◆ **ABOUT THIS EXERCISE**: Gather the lines from the material that contain "Diagnostico".

◆ **GIVEN DATA**:
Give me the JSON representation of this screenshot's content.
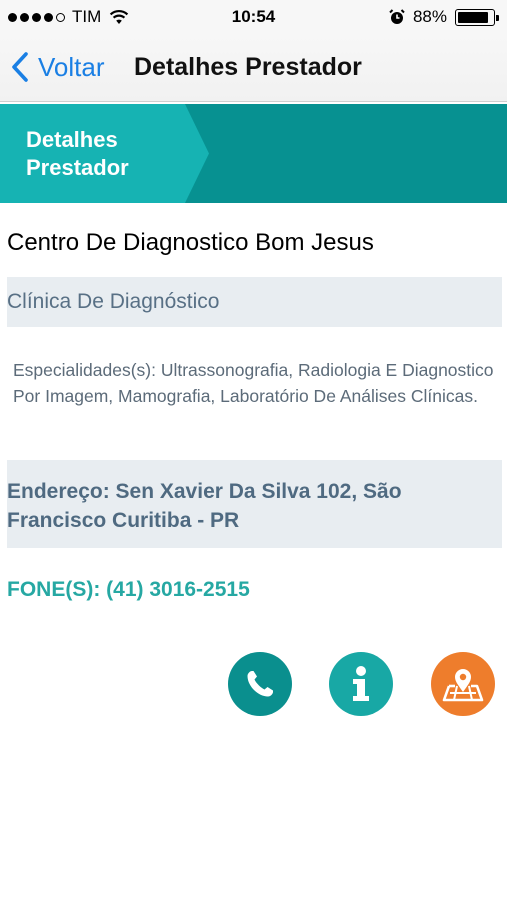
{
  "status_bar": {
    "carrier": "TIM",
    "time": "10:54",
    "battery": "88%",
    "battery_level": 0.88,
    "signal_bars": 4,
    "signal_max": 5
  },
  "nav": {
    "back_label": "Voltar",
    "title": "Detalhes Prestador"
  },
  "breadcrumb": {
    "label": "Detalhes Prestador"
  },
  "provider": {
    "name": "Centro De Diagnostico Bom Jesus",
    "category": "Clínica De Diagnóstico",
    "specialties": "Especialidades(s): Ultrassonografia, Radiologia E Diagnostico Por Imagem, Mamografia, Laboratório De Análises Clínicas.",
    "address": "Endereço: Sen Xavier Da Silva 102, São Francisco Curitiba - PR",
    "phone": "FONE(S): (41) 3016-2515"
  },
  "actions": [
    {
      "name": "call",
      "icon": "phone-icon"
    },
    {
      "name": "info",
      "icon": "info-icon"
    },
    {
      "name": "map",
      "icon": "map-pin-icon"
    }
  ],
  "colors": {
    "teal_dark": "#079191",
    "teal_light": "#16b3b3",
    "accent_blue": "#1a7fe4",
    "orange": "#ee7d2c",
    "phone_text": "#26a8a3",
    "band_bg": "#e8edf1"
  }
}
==
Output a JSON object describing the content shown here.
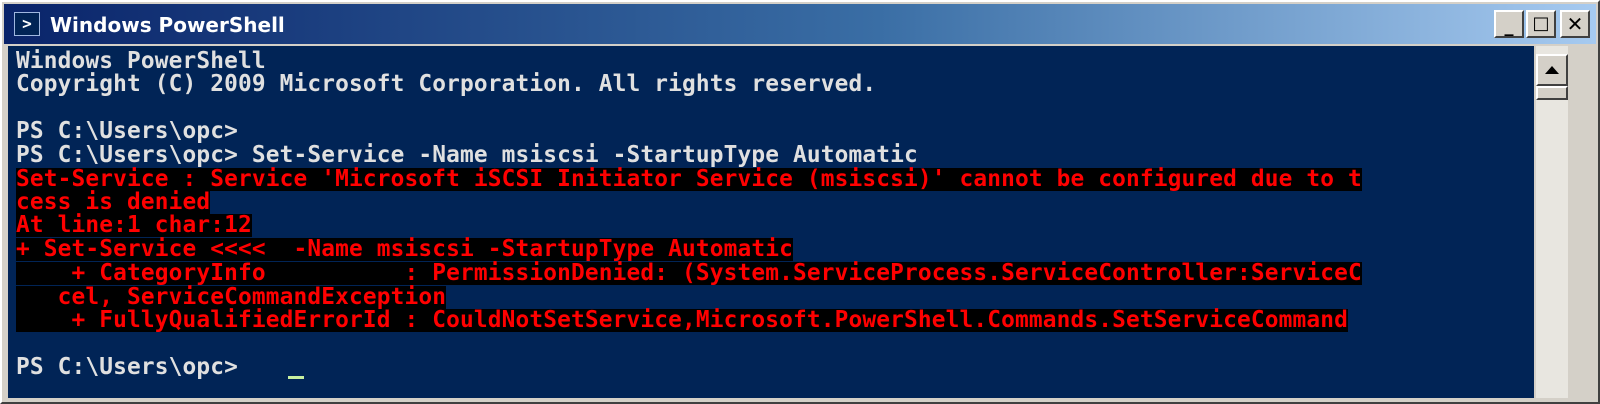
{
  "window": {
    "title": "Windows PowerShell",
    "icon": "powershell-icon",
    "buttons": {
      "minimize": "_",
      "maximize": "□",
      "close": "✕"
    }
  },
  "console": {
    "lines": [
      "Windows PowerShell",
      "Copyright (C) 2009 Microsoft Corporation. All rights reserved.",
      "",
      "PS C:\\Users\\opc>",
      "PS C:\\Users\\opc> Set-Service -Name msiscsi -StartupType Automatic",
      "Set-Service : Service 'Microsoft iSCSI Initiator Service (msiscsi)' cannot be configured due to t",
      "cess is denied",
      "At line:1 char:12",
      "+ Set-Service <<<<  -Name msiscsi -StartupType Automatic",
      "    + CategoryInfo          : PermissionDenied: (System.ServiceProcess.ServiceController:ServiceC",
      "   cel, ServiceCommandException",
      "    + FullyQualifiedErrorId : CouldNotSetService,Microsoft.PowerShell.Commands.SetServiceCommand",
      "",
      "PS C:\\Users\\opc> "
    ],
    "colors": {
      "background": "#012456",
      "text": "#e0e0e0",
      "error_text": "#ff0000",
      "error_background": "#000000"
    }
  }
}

◆ **ANSWER SPACE**:
    "name": "Centro De Diagnostico Bom Jesus",
    "specialties": "Especialidades(s): Ultrassonografia, Radiologia E Diagnostico Por Imagem, Mamografia, Laboratório De Análises Clínicas.",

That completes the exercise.